■ PROBLEM DETAILS:
If a line in the entries below holds the string "Glosa", copy it.

Saved data entries
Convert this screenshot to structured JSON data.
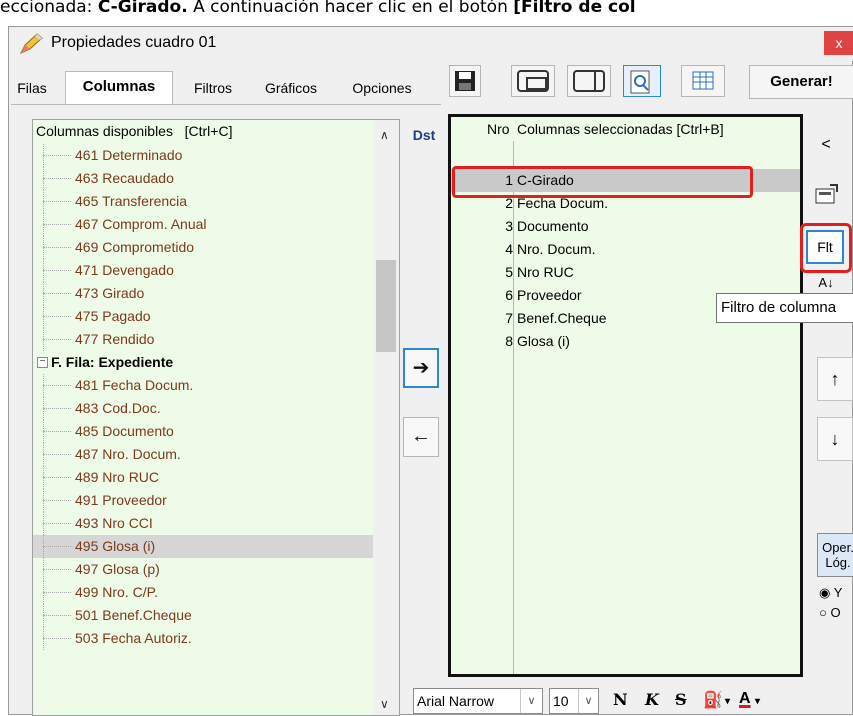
{
  "caption": {
    "prefix": "eccionada: ",
    "bold_part": "C-Girado.",
    "middle": " A continuación hacer clic en el botón ",
    "bold_end": "[Filtro de col"
  },
  "window": {
    "title": "Propiedades cuadro 01",
    "close_label": "x"
  },
  "tabs": [
    {
      "label": "Filas",
      "active": false
    },
    {
      "label": "Columnas",
      "active": true
    },
    {
      "label": "Filtros",
      "active": false
    },
    {
      "label": "Gráficos",
      "active": false
    },
    {
      "label": "Opciones",
      "active": false
    }
  ],
  "toolbar": {
    "generate_label": "Generar!",
    "icons": [
      "save-icon",
      "layout-icon",
      "split-icon",
      "preview-icon",
      "table-icon"
    ]
  },
  "available": {
    "header": "Columnas disponibles   [Ctrl+C]",
    "items": [
      {
        "label": "461 Determinado",
        "type": "item"
      },
      {
        "label": "463 Recaudado",
        "type": "item"
      },
      {
        "label": "465 Transferencia",
        "type": "item"
      },
      {
        "label": "467 Comprom. Anual",
        "type": "item"
      },
      {
        "label": "469 Comprometido",
        "type": "item"
      },
      {
        "label": "471 Devengado",
        "type": "item"
      },
      {
        "label": "473 Girado",
        "type": "item"
      },
      {
        "label": "475 Pagado",
        "type": "item"
      },
      {
        "label": "477 Rendido",
        "type": "item"
      },
      {
        "label": "F. Fila: Expediente",
        "type": "group"
      },
      {
        "label": "481 Fecha Docum.",
        "type": "item"
      },
      {
        "label": "483 Cod.Doc.",
        "type": "item"
      },
      {
        "label": "485 Documento",
        "type": "item"
      },
      {
        "label": "487 Nro. Docum.",
        "type": "item"
      },
      {
        "label": "489 Nro RUC",
        "type": "item"
      },
      {
        "label": "491 Proveedor",
        "type": "item"
      },
      {
        "label": "493 Nro CCI",
        "type": "item"
      },
      {
        "label": "495 Glosa (i)",
        "type": "item",
        "selected": true
      },
      {
        "label": "497 Glosa (p)",
        "type": "item"
      },
      {
        "label": "499 Nro. C/P.",
        "type": "item"
      },
      {
        "label": "501 Benef.Cheque",
        "type": "item"
      },
      {
        "label": "503 Fecha Autoriz.",
        "type": "item"
      }
    ]
  },
  "dst_label": "Dst",
  "arrows": {
    "right": "➔",
    "left": "🡐"
  },
  "selected_columns": {
    "header_nro": "Nro",
    "header_cols": "Columnas seleccionadas   [Ctrl+B]",
    "rows": [
      {
        "num": "1",
        "name": "C-Girado",
        "selected": true
      },
      {
        "num": "2",
        "name": "Fecha Docum."
      },
      {
        "num": "3",
        "name": "Documento"
      },
      {
        "num": "4",
        "name": "Nro. Docum."
      },
      {
        "num": "5",
        "name": "Nro RUC"
      },
      {
        "num": "6",
        "name": "Proveedor"
      },
      {
        "num": "7",
        "name": "Benef.Cheque"
      },
      {
        "num": "8",
        "name": "Glosa (i)"
      }
    ]
  },
  "side": {
    "collapse_label": "<",
    "flt_label": "Flt",
    "az_label": "A↓",
    "tooltip": "Filtro de columna",
    "up_label": "↑",
    "down_label": "↓",
    "oper_label_1": "Oper.",
    "oper_label_2": "Lóg.",
    "radio_y": "Y",
    "radio_o": "O",
    "radio_selected": "Y"
  },
  "font": {
    "name": "Arial Narrow",
    "size": "10",
    "bold": "N",
    "italic": "K",
    "strike": "S",
    "fill_glyph": "⛽",
    "color_glyph": "A"
  }
}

■ WRITTEN RESPONSE:
        "label": "495 Glosa (i)",
        "label": "497 Glosa (p)",
        "name": "Glosa (i)"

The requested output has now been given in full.